Clinical trials on curcumin show that it is fairly effective. In fact, one trial using 500mg/day of curcumin showed it to be more effective than diclofenac, a prescription NSAID for arthritis pain. [ref] Other clinical trials also show that curcumin improves RA disease scores as well as decreasing CRP (a measure of inflammation). [ref][ref]

More omega-3s and less omega-6s:
Several studies show that increasing omega-3 intake is beneficial for RA (most studies used fish oil). Other studies point to decreasing the omega-6 to omega-3 ratio. [ref][ref][ref] Omega-3 fatty acids, such as DHA and EPA, are generally anti-inflammatory, while too much omega-6 may increase inflammation due to high arachidonic acid levels.

Pomegranates:
Pomegranate extract decreased pain and tenderness in joints in a controlled trial of RA patients. [ref]

Eat more chocolate?
I had to throw this one in since many articles on RA promote cocoa consumption, even though the research was all done in rats. Studies in animals show that a diet high in cocoa decreases autoimmune disease antibody concentrations. [ref]  Note that chocolate is a histamine intolerance trigger food for some people, so increasing your cocoa consumption may cause histamine or mast cell-related problems.


Related Articles and Topics:

Mast Cells: MCAS, Genetics, and Solutions
Mast cells are an important part of your innate immune system. They are front line defenders against pathogens and allergens.
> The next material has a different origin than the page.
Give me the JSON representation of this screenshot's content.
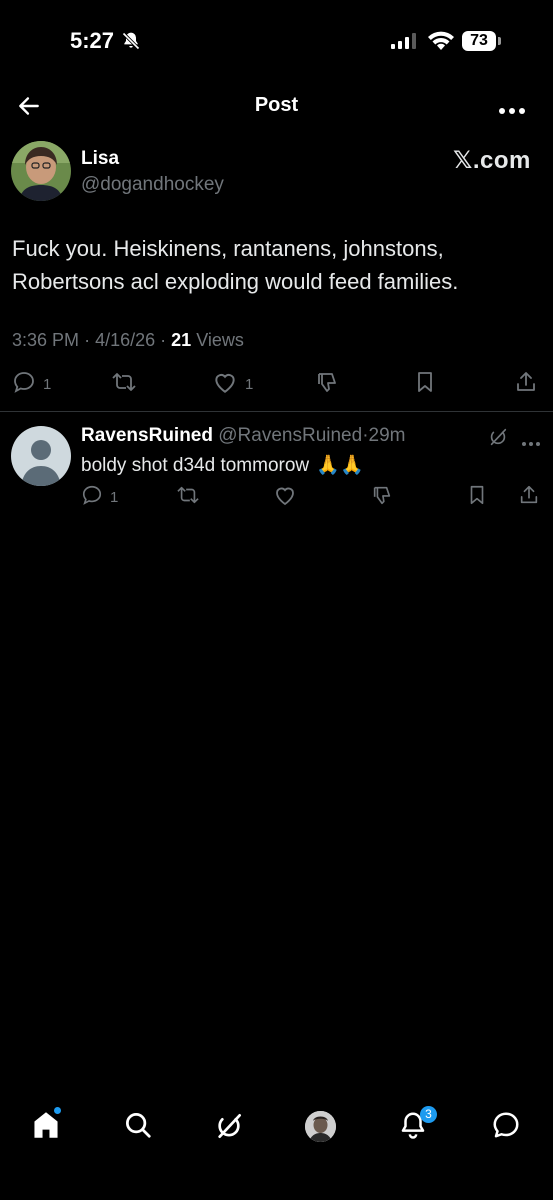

For some people, mast cells can be triggered too easily, giving allergy-like responses to lots of different substances.

TNF-Alpha: Higher innate levels of this inflammatory cytokine
Do you feel like you are always dealing with inflammation? Joint pain, food sensitivity, etc? Perhaps you are genetically geared towards a higher inflammatory response. Tumor necrosis factor (TNF) is an inflammatory cytokine that acts as a signaling molecule in our immune system.

HLA-B27: Increased risk of autoimmune diseases
Our immune system does an awesome job (most of the time) of fighting off pathogenic bacteria and viruses. But to fight off these pathogens, the body needs to know that they are the bad guys. This is where the HLA system comes in.



Author Information:   Debbie Moon
Debbie Moon is the founder of Genetic Lifehacks. She holds a Master of Science in Biological Sciences from Clemson University and an undergraduate degree in engineering. Debbie is a science communicator who is passionate about explaining evidence-based health information. Her goal with Genetic Lifehacks is to bridge the gap between the research hidden in scientific journals and everyone's ability to use that information. To contact Debbie, visit the contact page.